##### GIVEN DATA #####

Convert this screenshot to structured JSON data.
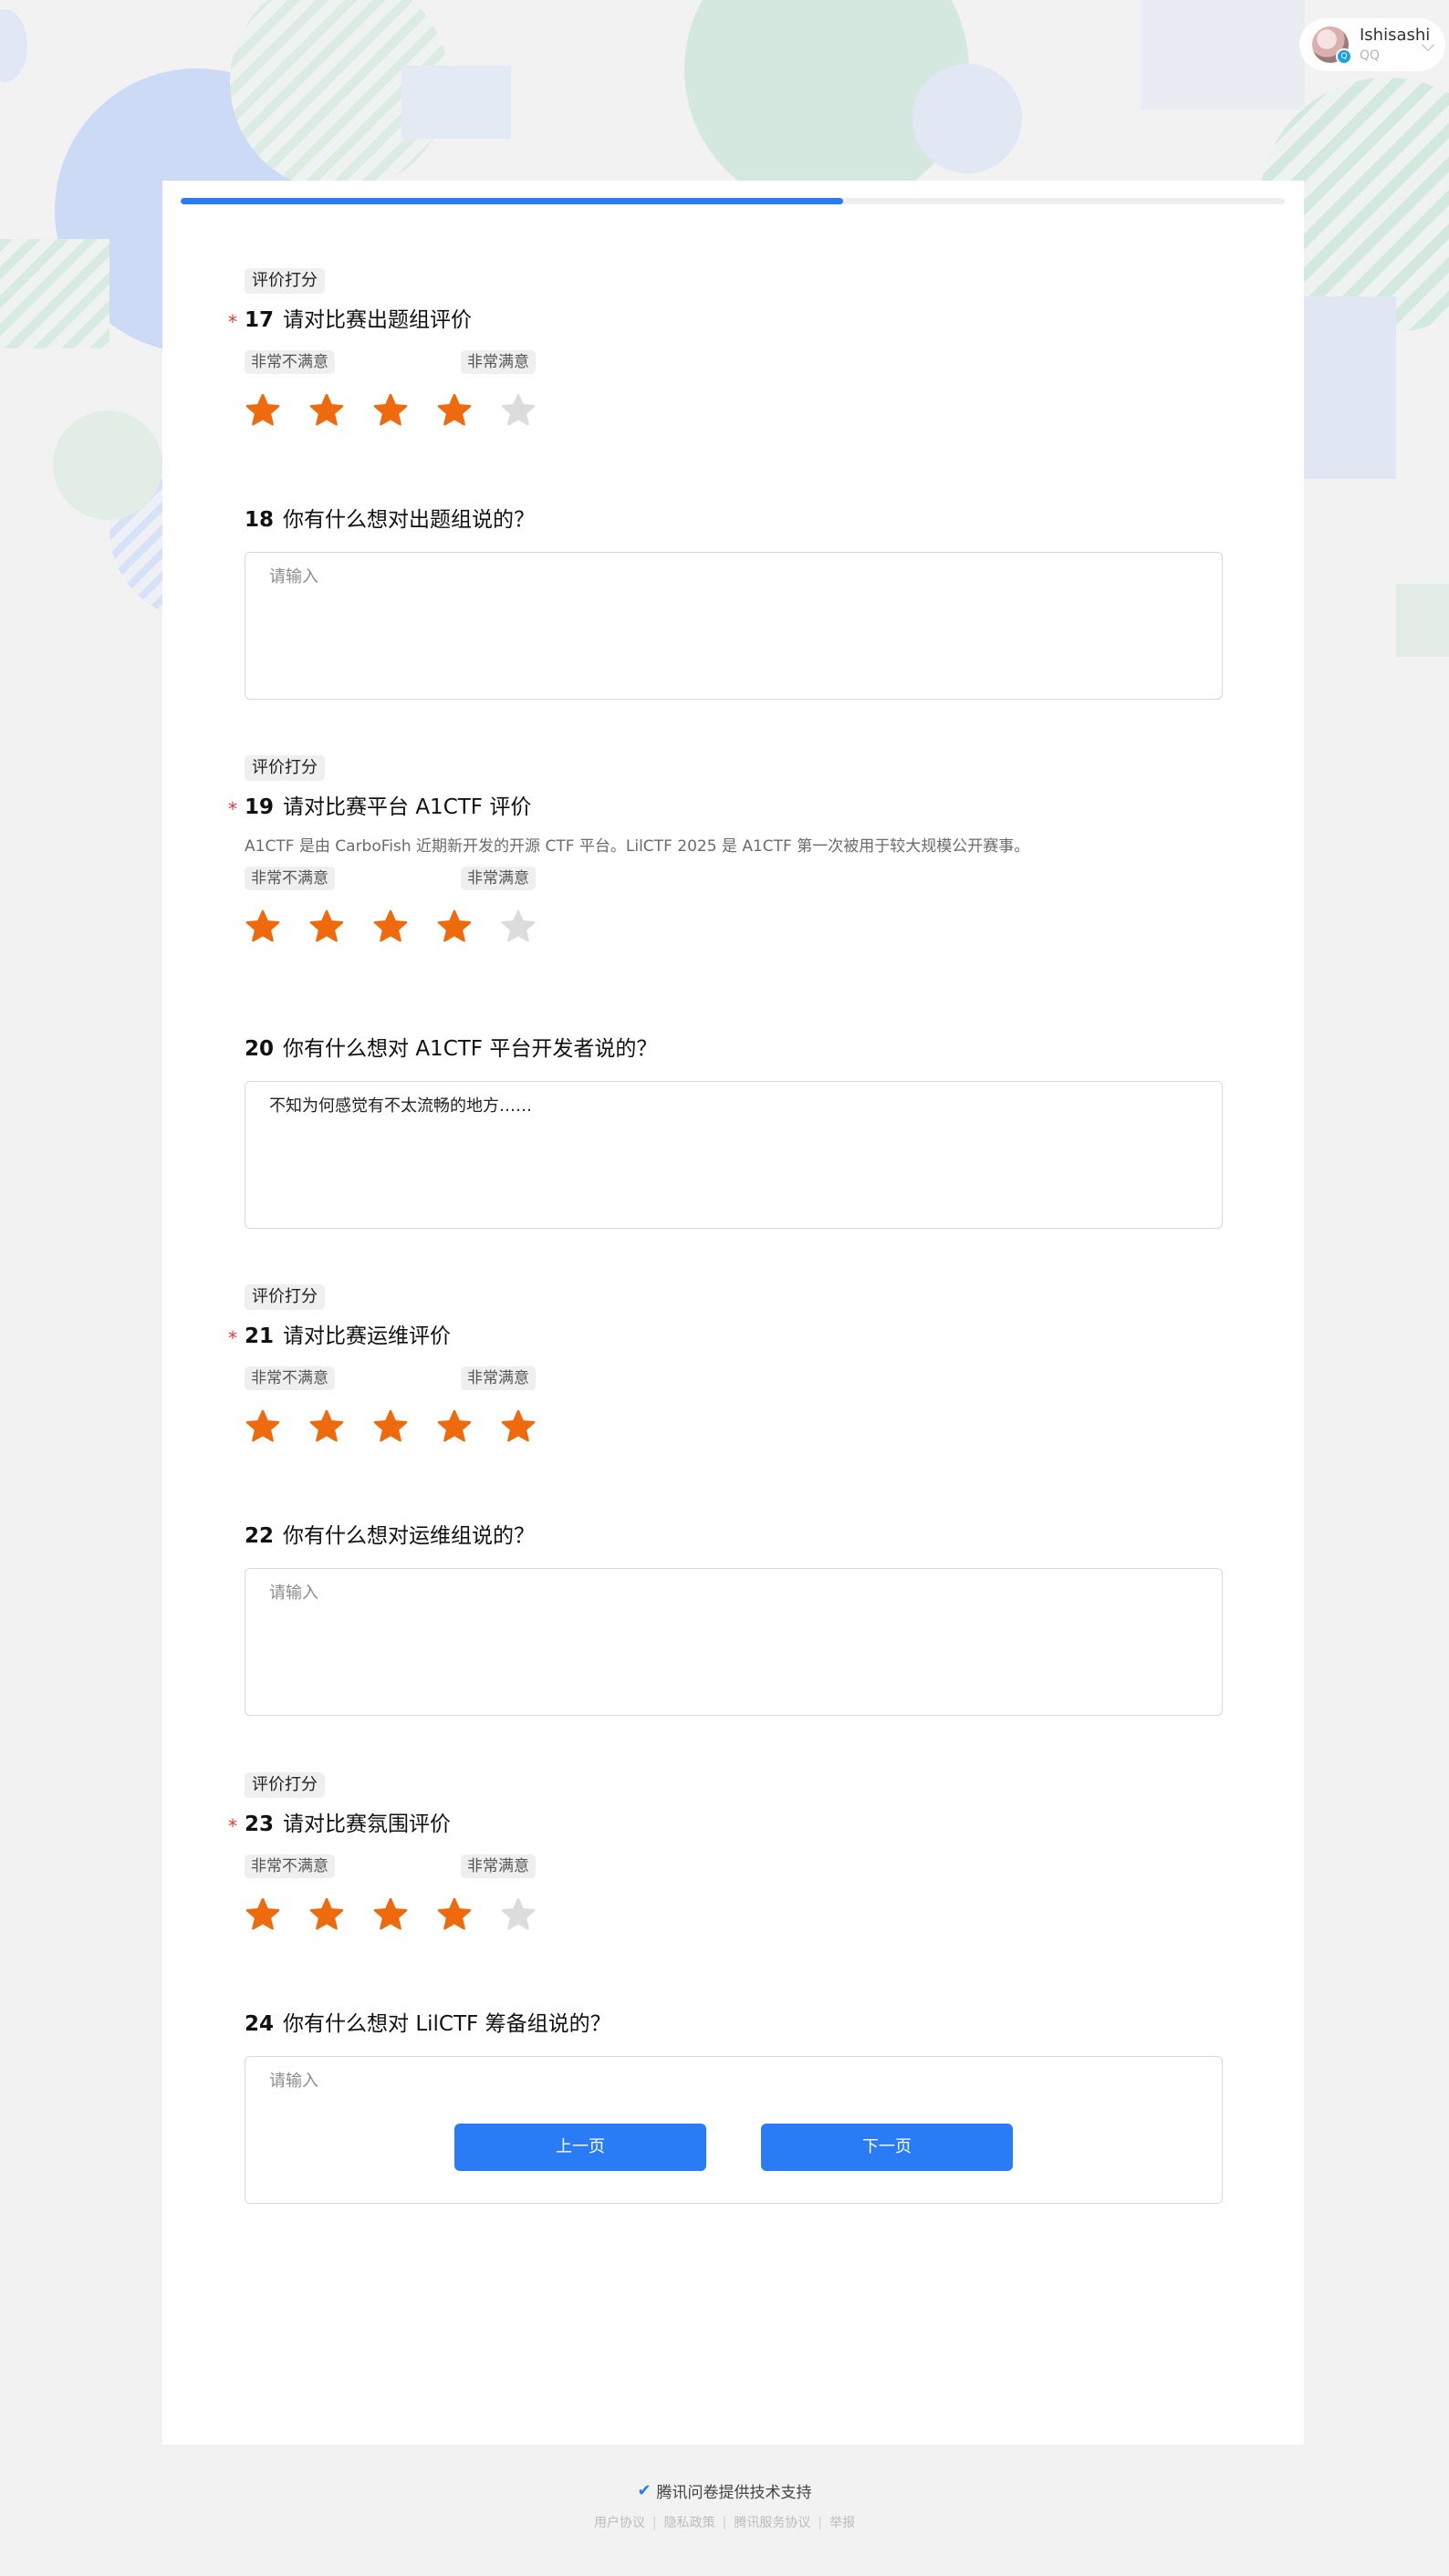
{
  "account": {
    "name": "Ishisashi",
    "platform": "QQ"
  },
  "progress": {
    "percent": 60
  },
  "colors": {
    "accent": "#2a7cf6",
    "star_active": "#ee6a0c",
    "star_inactive": "#dcdcdc",
    "required": "#e53935"
  },
  "questions": [
    {
      "tag": "评价打分",
      "required": true,
      "number": "17",
      "title": "请对比赛出题组评价",
      "low_label": "非常不满意",
      "high_label": "非常满意",
      "rating": 4,
      "max": 5
    },
    {
      "number": "18",
      "title": "你有什么想对出题组说的？",
      "placeholder": "请输入",
      "value": ""
    },
    {
      "tag": "评价打分",
      "required": true,
      "number": "19",
      "title": "请对比赛平台 A1CTF 评价",
      "description": "A1CTF 是由 CarboFish 近期新开发的开源 CTF 平台。LilCTF 2025 是 A1CTF 第一次被用于较大规模公开赛事。",
      "low_label": "非常不满意",
      "high_label": "非常满意",
      "rating": 4,
      "max": 5
    },
    {
      "number": "20",
      "title": "你有什么想对 A1CTF 平台开发者说的？",
      "placeholder": "请输入",
      "value": "不知为何感觉有不太流畅的地方……"
    },
    {
      "tag": "评价打分",
      "required": true,
      "number": "21",
      "title": "请对比赛运维评价",
      "low_label": "非常不满意",
      "high_label": "非常满意",
      "rating": 5,
      "max": 5
    },
    {
      "number": "22",
      "title": "你有什么想对运维组说的？",
      "placeholder": "请输入",
      "value": ""
    },
    {
      "tag": "评价打分",
      "required": true,
      "number": "23",
      "title": "请对比赛氛围评价",
      "low_label": "非常不满意",
      "high_label": "非常满意",
      "rating": 4,
      "max": 5
    },
    {
      "number": "24",
      "title": "你有什么想对 LilCTF 筹备组说的？",
      "placeholder": "请输入",
      "value": ""
    }
  ],
  "nav": {
    "prev_label": "上一页",
    "next_label": "下一页"
  },
  "footer": {
    "powered_by": "腾讯问卷提供技术支持",
    "links": [
      "用户协议",
      "隐私政策",
      "腾讯服务协议",
      "举报"
    ]
  }
}
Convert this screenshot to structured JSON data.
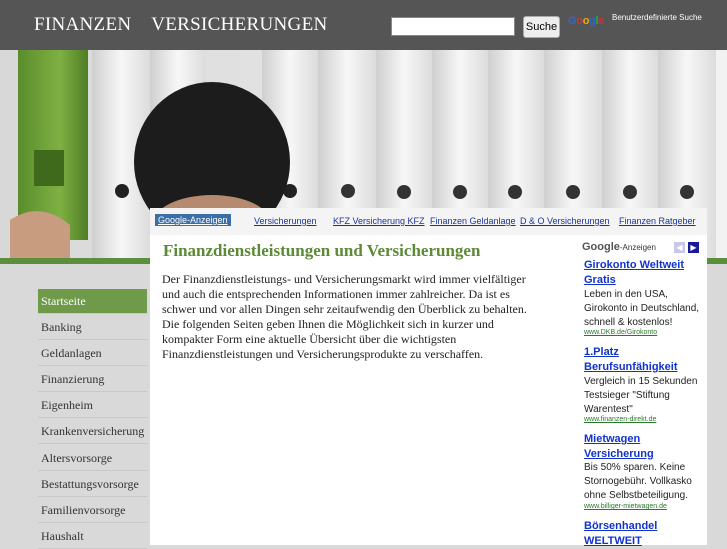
{
  "header": {
    "title": "FINANZEN    VERSICHERUNGEN",
    "search_placeholder": "",
    "search_button": "Suche",
    "google_logo": "Google",
    "custom_search_label": "Benutzerdefinierte Suche"
  },
  "colors": {
    "header_bg": "#555555",
    "accent_green": "#5b8f3b",
    "heading_green": "#5c8a35",
    "link_blue": "#1133cc"
  },
  "nav": {
    "google_ads": "Google-Anzeigen",
    "items": [
      "Versicherungen",
      "KFZ Versicherung KFZ",
      "Finanzen Geldanlage",
      "D & O Versicherungen",
      "Finanzen Ratgeber"
    ]
  },
  "sidebar": {
    "items": [
      "Startseite",
      "Banking",
      "Geldanlagen",
      "Finanzierung",
      "Eigenheim",
      "Krankenversicherung",
      "Altersvorsorge",
      "Bestattungsvorsorge",
      "Familienvorsorge",
      "Haushalt"
    ]
  },
  "main": {
    "heading": "Finanzdienstleistungen und Versicherungen",
    "text": "Der Finanzdienstleistungs- und Versicherungsmarkt wird immer vielfältiger und auch die entsprechenden Informationen immer zahlreicher. Da ist es schwer und vor allen Dingen sehr zeitaufwendig den Überblick zu behalten. Die folgenden Seiten geben Ihnen die Möglichkeit sich in kurzer und kompakter Form eine aktuelle Übersicht über die wichtigsten Finanzdienstleistungen und Versicherungsprodukte zu verschaffen."
  },
  "ads": {
    "label_google": "Google",
    "label_suffix": "-Anzeigen",
    "prev_icon": "◀",
    "next_icon": "▶",
    "items": [
      {
        "title": "Girokonto Weltweit Gratis",
        "desc": "Leben in den USA, Girokonto in Deutschland, schnell & kostenlos!",
        "url": "www.DKB.de/Girokonto"
      },
      {
        "title": "1.Platz Berufsunfähigkeit",
        "desc": "Vergleich in 15 Sekunden Testsieger \"Stiftung Warentest\"",
        "url": "www.finanzen-direkt.de"
      },
      {
        "title": "Mietwagen Versicherung",
        "desc": "Bis 50% sparen. Keine Stornogebühr. Vollkasko ohne Selbstbeteiligung.",
        "url": "www.billiger-mietwagen.de"
      },
      {
        "title": "Börsenhandel WELTWEIT",
        "desc": "",
        "url": ""
      }
    ]
  }
}
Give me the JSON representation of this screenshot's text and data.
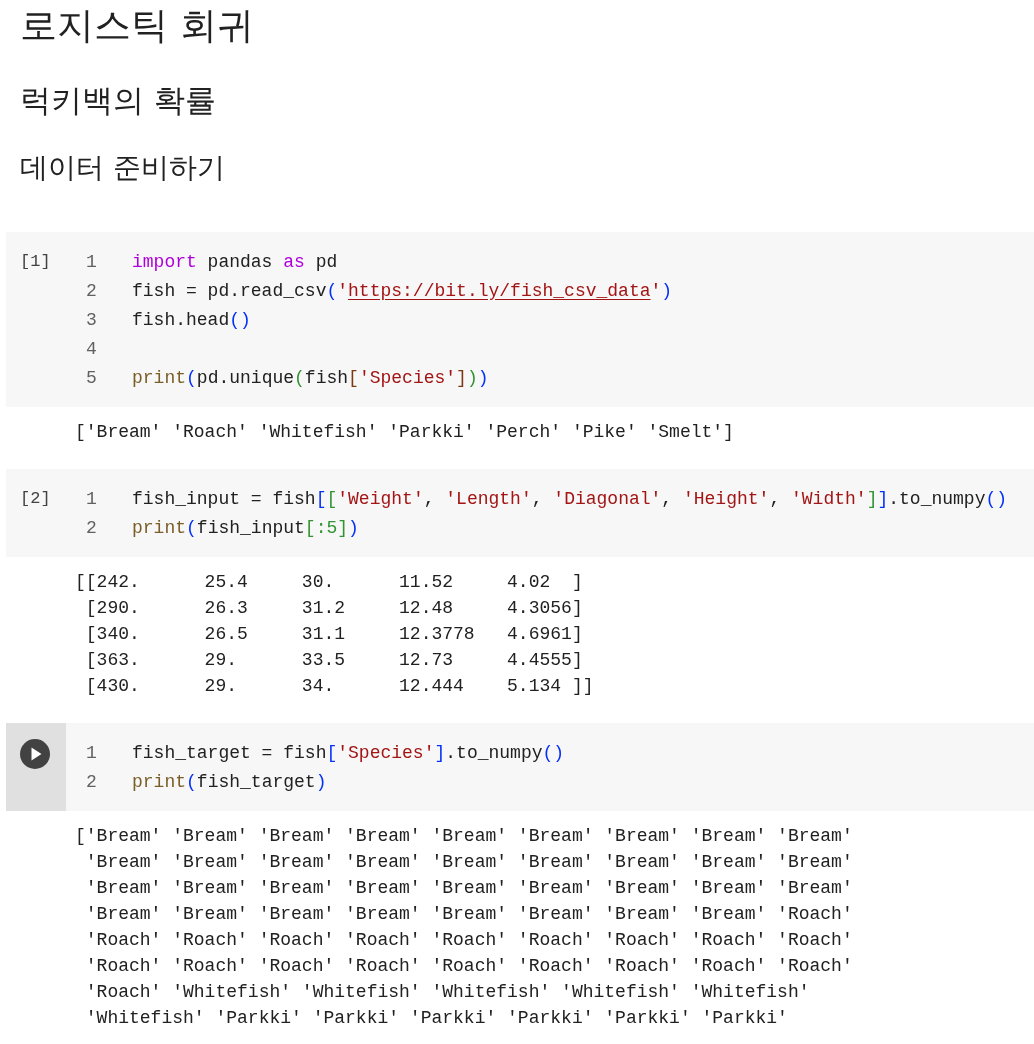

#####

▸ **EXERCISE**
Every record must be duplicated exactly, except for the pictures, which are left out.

▸ **COMPLETED EXERCISE**
Convert this screenshot to structured JSON data.
{
  "account": {
    "name": "Ishisashi",
    "platform": "QQ"
  },
  "progress": {
    "percent": 60
  },
  "colors": {
    "accent": "#2a7cf6",
    "star_active": "#ee6a0c",
    "star_inactive": "#dcdcdc",
    "required": "#e53935"
  },
  "questions": [
    {
      "tag": "评价打分",
      "required": true,
      "number": "17",
      "title": "请对比赛出题组评价",
      "low_label": "非常不满意",
      "high_label": "非常满意",
      "rating": 4,
      "max": 5
    },
    {
      "number": "18",
      "title": "你有什么想对出题组说的？",
      "placeholder": "请输入",
      "value": ""
    },
    {
      "tag": "评价打分",
      "required": true,
      "number": "19",
      "title": "请对比赛平台 A1CTF 评价",
      "description": "A1CTF 是由 CarboFish 近期新开发的开源 CTF 平台。LilCTF 2025 是 A1CTF 第一次被用于较大规模公开赛事。",
      "low_label": "非常不满意",
      "high_label": "非常满意",
      "rating": 4,
      "max": 5
    },
    {
      "number": "20",
      "title": "你有什么想对 A1CTF 平台开发者说的？",
      "placeholder": "请输入",
      "value": "不知为何感觉有不太流畅的地方……"
    },
    {
      "tag": "评价打分",
      "required": true,
      "number": "21",
      "title": "请对比赛运维评价",
      "low_label": "非常不满意",
      "high_label": "非常满意",
      "rating": 5,
      "max": 5
    },
    {
      "number": "22",
      "title": "你有什么想对运维组说的？",
      "placeholder": "请输入",
      "value": ""
    },
    {
      "tag": "评价打分",
      "required": true,
      "number": "23",
      "title": "请对比赛氛围评价",
      "low_label": "非常不满意",
      "high_label": "非常满意",
      "rating": 4,
      "max": 5
    },
    {
      "number": "24",
      "title": "你有什么想对 LilCTF 筹备组说的？",
      "placeholder": "请输入",
      "value": ""
    }
  ],
  "nav": {
    "prev_label": "上一页",
    "next_label": "下一页"
  },
  "footer": {
    "powered_by": "腾讯问卷提供技术支持",
    "links": [
      "用户协议",
      "隐私政策",
      "腾讯服务协议",
      "举报"
    ]
  }
}
Convert this screenshot to structured JSON data.
{
  "header": {
    "title": "FINANZEN    VERSICHERUNGEN",
    "search_placeholder": "",
    "search_button": "Suche",
    "google_logo": "Google",
    "custom_search_label": "Benutzerdefinierte Suche"
  },
  "colors": {
    "header_bg": "#555555",
    "accent_green": "#5b8f3b",
    "heading_green": "#5c8a35",
    "link_blue": "#1133cc"
  },
  "nav": {
    "google_ads": "Google-Anzeigen",
    "items": [
      "Versicherungen",
      "KFZ Versicherung KFZ",
      "Finanzen Geldanlage",
      "D & O Versicherungen",
      "Finanzen Ratgeber"
    ]
  },
  "sidebar": {
    "items": [
      "Startseite",
      "Banking",
      "Geldanlagen",
      "Finanzierung",
      "Eigenheim",
      "Krankenversicherung",
      "Altersvorsorge",
      "Bestattungsvorsorge",
      "Familienvorsorge",
      "Haushalt"
    ]
  },
  "main": {
    "heading": "Finanzdienstleistungen und Versicherungen",
    "text": "Der Finanzdienstleistungs- und Versicherungsmarkt wird immer vielfältiger und auch die entsprechenden Informationen immer zahlreicher. Da ist es schwer und vor allen Dingen sehr zeitaufwendig den Überblick zu behalten. Die folgenden Seiten geben Ihnen die Möglichkeit sich in kurzer und kompakter Form eine aktuelle Übersicht über die wichtigsten Finanzdienstleistungen und Versicherungsprodukte zu verschaffen."
  },
  "ads": {
    "label_google": "Google",
    "label_suffix": "-Anzeigen",
    "prev_icon": "◀",
    "next_icon": "▶",
    "items": [
      {
        "title": "Girokonto Weltweit Gratis",
        "desc": "Leben in den USA, Girokonto in Deutschland, schnell & kostenlos!",
        "url": "www.DKB.de/Girokonto"
      },
      {
        "title": "1.Platz Berufsunfähigkeit",
        "desc": "Vergleich in 15 Sekunden Testsieger \"Stiftung Warentest\"",
        "url": "www.finanzen-direkt.de"
      },
      {
        "title": "Mietwagen Versicherung",
        "desc": "Bis 50% sparen. Keine Stornogebühr. Vollkasko ohne Selbstbeteiligung.",
        "url": "www.billiger-mietwagen.de"
      },
      {
        "title": "Börsenhandel WELTWEIT",
        "desc": "",
        "url": ""
      }
    ]
  }
}
Give me the JSON representation of this screenshot's text and data.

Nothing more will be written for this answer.